When Denmark’s administration went completely digital, all the hard copy documents stored at the Danish Embassy in Berlin were cleared out, leaving two empty rooms to welcome visitors. German authorities, according to the Danes, bought up their old, empty filing cabinets.
In stark contrast to Denmark, who ranks fourth in Europe when it comes to taking its administration digital, Germany comes in 20th place in the ranking by the European Commission. Filing cabinets are still a necessity for Germany’s government, which is well-known for its red tape and bureaucracy, but ideally not for much longer.
Experts hope that in the next four years, the country will dive into the untapped potential that awaits it if it streamlines mandatory tasks by making them digital, including the huge cost- and time-savings for businesses, citizens and, above all, the authorities. But they may be too optimistic. Managing the transition in a uniform way towers over Germany’s government like a giant, faceless behemoth.
Citizens would save 84 million hours per year if they could interact digitally with German bureaucrats.
In the last months of its joint term in office, the “Grand Coalition,” comprised of Chancellor Angela Merkel’s Christian Democrats and Martin Schulz’s Social Democrats, passed an amendment to Germany’s constitution covering both federal and state governments that makes it possible to set up a portal for citizens.
A survey by consulting firm PwC showed that 91 percent of German citizens are willing to go online to complete administrative tasks – saving them valuable time. Germans could save 84 million hours per year if they interacted digitally with German bureaucrats which, in turn, translates into cost savings for businesses and the government itself. Denmark estimates annual savings across the public sector of $296 million ($357 million).
But only 41 percent of Germans have used e-government services in the last 12 months, according to another survey conducted by Initiative D21. The same survey showed that 54 percent of Germans who used the digital services were satisfied, a drop from 62 percent in 2016.
“In a digitalized world, where everything can easily be done online, the German administration is not keeping pace,” says Hannes Schwaderer, president of D21. “This is why there has been such a sharp decrease in respondents’ satisfaction.”
There are 500 administrative services in Germany, and in 2013, the “Grand Coalition,” promised to offer “at least the 100 most important and most frequently used administrative services” online, nationwide by 2017. Progress was pathetic.
This led to e-government becoming a talking point across several party platforms during the September 2017 elections and Peter Altmaier, chief of staff at the German chancellery, set a new goal of making the administration entirely digital by 2021.
In order to achieve this goal, each German state will be responsible for a certain number of administrative transactions, which will then be shared between the respective authorities, ensuring that the same task won’t be repeated two- or even three-times over. This requires federal authorities to store all documents electronically by 2020, which means modernizing the country’s official government registers. “What we have now set out to achieve is a tough task,” says Klaus Vitt, IT commissioner for the interior ministry.
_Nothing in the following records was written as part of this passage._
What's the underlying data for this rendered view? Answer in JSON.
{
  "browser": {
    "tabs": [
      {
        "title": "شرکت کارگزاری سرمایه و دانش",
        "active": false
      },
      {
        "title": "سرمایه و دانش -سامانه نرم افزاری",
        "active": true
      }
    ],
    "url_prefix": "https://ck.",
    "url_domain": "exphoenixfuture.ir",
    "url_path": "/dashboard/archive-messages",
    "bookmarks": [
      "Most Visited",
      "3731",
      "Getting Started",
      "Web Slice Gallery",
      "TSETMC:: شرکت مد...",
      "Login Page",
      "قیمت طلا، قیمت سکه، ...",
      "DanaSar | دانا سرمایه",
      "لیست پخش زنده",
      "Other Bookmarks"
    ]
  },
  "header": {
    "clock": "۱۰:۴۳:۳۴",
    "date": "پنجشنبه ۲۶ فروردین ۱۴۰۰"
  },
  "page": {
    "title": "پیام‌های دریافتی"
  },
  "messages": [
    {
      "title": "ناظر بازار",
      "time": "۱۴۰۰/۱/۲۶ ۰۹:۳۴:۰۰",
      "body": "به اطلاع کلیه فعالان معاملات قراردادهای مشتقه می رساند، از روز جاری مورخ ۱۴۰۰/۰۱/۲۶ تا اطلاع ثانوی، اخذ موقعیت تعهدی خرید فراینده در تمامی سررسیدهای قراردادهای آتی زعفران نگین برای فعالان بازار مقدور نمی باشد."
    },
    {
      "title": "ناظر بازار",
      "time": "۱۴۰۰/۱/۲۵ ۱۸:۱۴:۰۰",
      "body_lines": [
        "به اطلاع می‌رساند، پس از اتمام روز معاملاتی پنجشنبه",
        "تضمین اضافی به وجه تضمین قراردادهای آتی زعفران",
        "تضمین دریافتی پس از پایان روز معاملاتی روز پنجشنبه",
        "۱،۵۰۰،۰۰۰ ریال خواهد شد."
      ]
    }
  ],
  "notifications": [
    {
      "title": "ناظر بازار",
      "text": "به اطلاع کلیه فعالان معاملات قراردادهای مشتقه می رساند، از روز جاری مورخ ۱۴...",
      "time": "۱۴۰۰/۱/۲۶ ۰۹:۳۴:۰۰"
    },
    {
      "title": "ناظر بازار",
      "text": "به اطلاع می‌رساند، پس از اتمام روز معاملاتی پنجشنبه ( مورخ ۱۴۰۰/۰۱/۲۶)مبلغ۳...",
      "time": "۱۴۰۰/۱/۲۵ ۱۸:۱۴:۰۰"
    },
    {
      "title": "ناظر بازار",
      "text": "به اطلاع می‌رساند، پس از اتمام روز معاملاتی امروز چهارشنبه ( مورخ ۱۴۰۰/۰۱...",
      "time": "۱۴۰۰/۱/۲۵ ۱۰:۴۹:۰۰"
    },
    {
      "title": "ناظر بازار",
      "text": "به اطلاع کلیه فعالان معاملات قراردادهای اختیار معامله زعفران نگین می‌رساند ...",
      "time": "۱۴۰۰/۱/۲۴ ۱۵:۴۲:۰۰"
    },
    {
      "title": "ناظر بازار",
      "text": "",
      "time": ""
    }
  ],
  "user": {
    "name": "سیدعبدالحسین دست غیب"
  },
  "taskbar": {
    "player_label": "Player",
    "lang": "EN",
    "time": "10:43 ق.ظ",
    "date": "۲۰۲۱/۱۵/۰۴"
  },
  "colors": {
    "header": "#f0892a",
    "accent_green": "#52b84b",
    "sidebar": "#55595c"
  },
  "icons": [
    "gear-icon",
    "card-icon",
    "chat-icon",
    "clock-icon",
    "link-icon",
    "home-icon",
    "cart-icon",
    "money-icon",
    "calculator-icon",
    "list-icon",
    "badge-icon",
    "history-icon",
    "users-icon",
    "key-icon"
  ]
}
Mr. Vitt argues that any changes by the incoming government, for example, to create a ministry dedicated to making documents digital, would be a hindrance to current efforts. “This would delay digitization of the administration by at least one year,” he warns.
Germany’s data privacy laws don’t make the transition any easier. Instead of following Denmark’s model, which stores citizens’ data centrally, the National Regulatory Control Council (NKR) proposed using the Austrian model, which ensures citizens’ data is stored at different locations – allowing authorities to access them in a targeted and isolated manner with the respective party’s consent.
But linking various registers digitally would also have another advantage: The government census would not need to be painstakingly compiled every 10 years via surveys. It could be generated faster, more accurately and less expensively by accessing the data already stored within the system.
By mid-2018, at least 4 of Germany’s 500 administrative services should be online and accessible through a citizens’ portal, including digital applications to receive parental and child benefits, applying for birth certificates and applying for a Schengen visa. They will also be adding a central e-invoice service, allowing companies to send electronic invoices to the authorities in the near future.
These first planned improvements show that the groundwork for the transition has been laid, and there is great hope that Germany won’t be playing catchup for long. But reality shows it is far too early to bid farewell to those clunky filing cabinets.
Dana Heide is a Berlin-based correspondent for Handelsblatt where she covers the Ministry of Economic Affairs, especially digital policy, innovation and small and medium-sized companies. To contact the author: firstname.lastname@example.org